RECORDS TO PROCESS:
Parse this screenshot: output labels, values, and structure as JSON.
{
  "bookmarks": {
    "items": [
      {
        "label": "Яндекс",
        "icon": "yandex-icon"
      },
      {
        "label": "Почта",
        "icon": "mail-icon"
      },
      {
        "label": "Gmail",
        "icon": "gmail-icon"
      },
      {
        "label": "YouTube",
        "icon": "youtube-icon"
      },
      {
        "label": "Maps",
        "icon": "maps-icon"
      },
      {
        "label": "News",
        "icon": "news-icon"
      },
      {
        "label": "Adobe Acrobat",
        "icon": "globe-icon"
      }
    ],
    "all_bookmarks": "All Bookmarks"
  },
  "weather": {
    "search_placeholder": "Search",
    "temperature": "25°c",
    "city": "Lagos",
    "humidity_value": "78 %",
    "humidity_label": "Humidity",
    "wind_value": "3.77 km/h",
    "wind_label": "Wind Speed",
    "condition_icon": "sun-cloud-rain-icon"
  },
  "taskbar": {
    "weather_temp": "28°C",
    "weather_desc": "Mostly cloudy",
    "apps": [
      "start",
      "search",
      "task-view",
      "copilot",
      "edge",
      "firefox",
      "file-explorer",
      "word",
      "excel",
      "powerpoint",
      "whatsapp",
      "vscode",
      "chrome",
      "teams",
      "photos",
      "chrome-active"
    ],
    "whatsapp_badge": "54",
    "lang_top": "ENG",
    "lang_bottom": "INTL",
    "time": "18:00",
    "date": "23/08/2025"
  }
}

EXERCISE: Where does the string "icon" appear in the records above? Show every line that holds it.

SOLUTION BELOW:
        "icon": "yandex-icon"
        "icon": "mail-icon"
        "icon": "gmail-icon"
        "icon": "youtube-icon"
        "icon": "maps-icon"
        "icon": "news-icon"
        "icon": "globe-icon"
    "condition_icon": "sun-cloud-rain-icon"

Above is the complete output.